The team, from the Technical University of Munich, tackled the problem of exopolysaccharide (EPS) by-product formation in a succinate production process, as outlined in the paper ‘Investigation of exopolysaccharide formation and its impact on anaerobic succinate production with Vibrio natriegens’ which has been accepted by Microbial Biotechnology, an Applied Microbiology International publication.


Corresponding author Professor Bastian Blombach explained that there is a need for sustainable processes for the production of platform chemicals such as succinate, due to environmental issues and the shortage of fossil resources.

Industrial chemical

“Industrial biotechnology offers the opportunity to produce chemicals and fuels from renewable resources with microbial catalysts. V. natriegens is a promising host to develop sophisticated bioprocesses with improved productivity due to its outstanding growth and substrate consumption rates,” he said.

“However, to fully exploit the potential of this bacterium for biotechnology, V. natriegens has to be domesticated for the industrial environment.

“Since the formation of EPS can negatively affect a bioprocess due to increased viscosity, we identified the genetic repertoire involved in the synthesis of EPS and provide a strategy to overcome this problem. Eventually, we applied these findings to improve a succinate production process.”

High biomass concentrations

The study saw the team establish an aerobic fed-batch process using V. natriegens to achieve high biomass concentrations, observing a significant increase in the viscosity of the reactor broth which indicated the formation of EPS.

“On the one hand, EPS are interesting biotechnological products and have a wide range of applications in the medical, pharmaceutical, and food industries, as well as in wastewater treatment. On the other hand, EPS represent an unwanted byproduct in microbial production processes which can negatively affect the performance of a bioprocess and the subsequent downstream processing,” Professor Blombach explained.

“In our study, we confirmed the formation of EPS and identified genes and gene clusters involved in the formation of the polymeric substance. Inactivation of a transcriptional regulator (CpsR) did not reduce EPS formation, but led to a constantly low viscosity of the culture broth and altered the carbohydrate content of the EPS.

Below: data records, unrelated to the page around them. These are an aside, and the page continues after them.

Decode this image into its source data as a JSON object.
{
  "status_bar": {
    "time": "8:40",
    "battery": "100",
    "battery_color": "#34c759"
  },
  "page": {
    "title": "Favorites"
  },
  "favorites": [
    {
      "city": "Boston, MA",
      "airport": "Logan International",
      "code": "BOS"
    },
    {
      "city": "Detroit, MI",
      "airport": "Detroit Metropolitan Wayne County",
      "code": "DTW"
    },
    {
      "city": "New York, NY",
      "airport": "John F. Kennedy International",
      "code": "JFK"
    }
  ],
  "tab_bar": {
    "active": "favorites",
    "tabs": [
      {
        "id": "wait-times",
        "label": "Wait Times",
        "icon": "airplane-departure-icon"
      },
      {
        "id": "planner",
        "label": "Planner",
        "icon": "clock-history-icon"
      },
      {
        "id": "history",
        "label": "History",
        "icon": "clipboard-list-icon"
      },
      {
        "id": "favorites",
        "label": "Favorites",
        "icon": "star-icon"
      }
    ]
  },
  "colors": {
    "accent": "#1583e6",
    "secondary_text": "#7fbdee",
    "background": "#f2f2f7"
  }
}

“A mutant lacking the cps cluster secreted less EPS compared to the wildtype strain accompanied with an overall low viscosity.

Elegant solution

“The identified targets represent an elegant way to overcome EPS-related problems. Moreover, these findings were utilized to significantly improve an anaerobic succinate production process with an engineered V. natriegens strain.”

The authors deleted cpsR and cps in the succinate producer strain V. natriegens Succ1 and performed anaerobic fermentations with resting cells. V. natriegens Succ1 ΔcpsR and V. natriegens Succ1 Δcps showed improved succinate titers and yields compared to V. natriegens Succ1.


“Our results contribute to rendering V. natriegens a promising host for industrial biotechnology. We demonstrated how to overcome EPS-related issues during fermentations and furthermore to achieve high volumetric productivities and yields for succinate production,” Professor Blombach said.

“This shows the potential to replace existing petrochemical approaches with biotechnological production processes with this bacterium.

Unravelling the metabolic network

“Our study provides the first insight into EPS formation with V. natriegens. The genome comprises several genes and gene clusters associated with EPS formation indicating a complex metabolic network for the synthesis of polymeric substances under different environmental conditions.

“Therefore, future studies will unravel this intertwined metabolic network to fully understand the EPS synthesis and its regulation in the promising biotechnological host V. natriegens.”

The study was led and supported by Prof. Bastian Blombach (Technical University of Munich, Campus Straubing for Biotechnology and Sustainability) and financed by the German Research Foundation.

‘Investigation of exopolysaccharide formation and its impact on anaerobic succinate production with Vibrio natriegens’ is published in Microbial Biotechnology.